━━ Recorded data
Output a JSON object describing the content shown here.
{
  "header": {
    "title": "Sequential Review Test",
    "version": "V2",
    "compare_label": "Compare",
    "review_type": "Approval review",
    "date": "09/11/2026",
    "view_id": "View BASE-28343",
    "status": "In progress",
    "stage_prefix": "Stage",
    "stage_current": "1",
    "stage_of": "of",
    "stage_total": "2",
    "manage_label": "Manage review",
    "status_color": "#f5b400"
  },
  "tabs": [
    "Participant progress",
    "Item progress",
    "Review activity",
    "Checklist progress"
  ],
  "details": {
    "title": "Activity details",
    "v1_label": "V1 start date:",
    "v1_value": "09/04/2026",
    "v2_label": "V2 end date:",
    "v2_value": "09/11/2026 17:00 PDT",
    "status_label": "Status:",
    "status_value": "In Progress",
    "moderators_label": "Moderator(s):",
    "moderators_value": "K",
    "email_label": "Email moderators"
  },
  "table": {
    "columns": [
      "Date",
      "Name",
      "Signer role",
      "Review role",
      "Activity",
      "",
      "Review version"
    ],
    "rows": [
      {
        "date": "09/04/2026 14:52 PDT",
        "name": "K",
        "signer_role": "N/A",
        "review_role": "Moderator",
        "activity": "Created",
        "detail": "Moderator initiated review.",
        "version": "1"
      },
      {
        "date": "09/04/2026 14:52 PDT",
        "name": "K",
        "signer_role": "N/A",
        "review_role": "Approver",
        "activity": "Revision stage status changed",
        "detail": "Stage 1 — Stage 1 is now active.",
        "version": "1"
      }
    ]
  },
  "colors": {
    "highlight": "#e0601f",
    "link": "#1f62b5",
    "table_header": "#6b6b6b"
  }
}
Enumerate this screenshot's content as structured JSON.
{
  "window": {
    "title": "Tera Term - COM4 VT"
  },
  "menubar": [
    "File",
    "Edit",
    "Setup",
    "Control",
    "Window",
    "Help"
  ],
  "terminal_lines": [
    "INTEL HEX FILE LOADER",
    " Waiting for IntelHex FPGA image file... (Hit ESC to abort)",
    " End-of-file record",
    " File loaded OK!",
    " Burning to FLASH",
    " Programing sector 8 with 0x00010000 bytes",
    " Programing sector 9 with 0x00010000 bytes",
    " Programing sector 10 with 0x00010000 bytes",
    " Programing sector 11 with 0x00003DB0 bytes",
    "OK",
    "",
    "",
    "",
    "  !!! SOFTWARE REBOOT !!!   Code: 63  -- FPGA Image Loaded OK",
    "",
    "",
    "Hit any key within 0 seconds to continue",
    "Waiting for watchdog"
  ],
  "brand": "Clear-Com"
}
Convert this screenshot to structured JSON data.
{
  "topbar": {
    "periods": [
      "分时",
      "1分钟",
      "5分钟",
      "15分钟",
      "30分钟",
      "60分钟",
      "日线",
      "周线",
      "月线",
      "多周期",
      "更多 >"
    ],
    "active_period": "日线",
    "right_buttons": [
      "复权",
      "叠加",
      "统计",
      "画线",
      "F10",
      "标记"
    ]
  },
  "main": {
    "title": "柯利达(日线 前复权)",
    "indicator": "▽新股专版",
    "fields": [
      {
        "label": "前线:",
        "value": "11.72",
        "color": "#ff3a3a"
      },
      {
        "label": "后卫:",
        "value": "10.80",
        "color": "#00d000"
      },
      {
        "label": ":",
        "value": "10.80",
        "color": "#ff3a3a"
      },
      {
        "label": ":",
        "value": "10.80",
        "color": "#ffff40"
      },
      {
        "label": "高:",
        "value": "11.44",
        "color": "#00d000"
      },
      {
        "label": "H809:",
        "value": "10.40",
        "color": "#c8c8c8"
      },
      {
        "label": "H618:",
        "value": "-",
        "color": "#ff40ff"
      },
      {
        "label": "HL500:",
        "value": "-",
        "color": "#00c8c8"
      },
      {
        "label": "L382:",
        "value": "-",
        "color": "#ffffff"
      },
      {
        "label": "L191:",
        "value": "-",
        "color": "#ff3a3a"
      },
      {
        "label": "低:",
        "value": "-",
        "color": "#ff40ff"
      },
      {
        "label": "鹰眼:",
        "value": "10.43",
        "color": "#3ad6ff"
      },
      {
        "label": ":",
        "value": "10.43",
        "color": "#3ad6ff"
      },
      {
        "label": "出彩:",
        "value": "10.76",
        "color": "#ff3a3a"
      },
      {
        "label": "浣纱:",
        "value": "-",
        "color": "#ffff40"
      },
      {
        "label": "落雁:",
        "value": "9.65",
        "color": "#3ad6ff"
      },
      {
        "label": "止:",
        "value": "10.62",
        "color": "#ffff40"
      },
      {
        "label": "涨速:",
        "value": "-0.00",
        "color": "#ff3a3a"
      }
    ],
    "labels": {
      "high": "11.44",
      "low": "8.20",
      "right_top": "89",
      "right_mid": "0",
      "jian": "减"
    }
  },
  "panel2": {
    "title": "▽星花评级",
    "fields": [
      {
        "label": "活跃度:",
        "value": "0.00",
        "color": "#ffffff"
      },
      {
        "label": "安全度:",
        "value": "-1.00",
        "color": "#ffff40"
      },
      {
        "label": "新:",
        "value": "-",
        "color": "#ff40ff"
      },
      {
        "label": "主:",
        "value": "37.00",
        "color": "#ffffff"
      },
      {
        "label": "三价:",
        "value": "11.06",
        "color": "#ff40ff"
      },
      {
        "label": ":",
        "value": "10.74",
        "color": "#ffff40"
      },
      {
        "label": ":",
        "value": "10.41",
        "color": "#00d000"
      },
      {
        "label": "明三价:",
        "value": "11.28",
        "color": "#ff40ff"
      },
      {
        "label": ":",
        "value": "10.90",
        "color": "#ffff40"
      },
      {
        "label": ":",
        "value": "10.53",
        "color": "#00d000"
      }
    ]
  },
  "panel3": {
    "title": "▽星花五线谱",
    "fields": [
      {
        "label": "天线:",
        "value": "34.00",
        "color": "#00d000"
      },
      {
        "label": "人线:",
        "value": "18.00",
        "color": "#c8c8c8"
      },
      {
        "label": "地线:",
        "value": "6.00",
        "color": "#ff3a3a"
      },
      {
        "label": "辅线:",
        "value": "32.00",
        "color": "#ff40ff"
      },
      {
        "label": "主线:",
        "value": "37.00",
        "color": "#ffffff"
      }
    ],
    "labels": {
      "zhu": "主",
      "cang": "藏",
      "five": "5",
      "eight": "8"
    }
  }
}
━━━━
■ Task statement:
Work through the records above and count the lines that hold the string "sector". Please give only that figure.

■ Exercise result:
4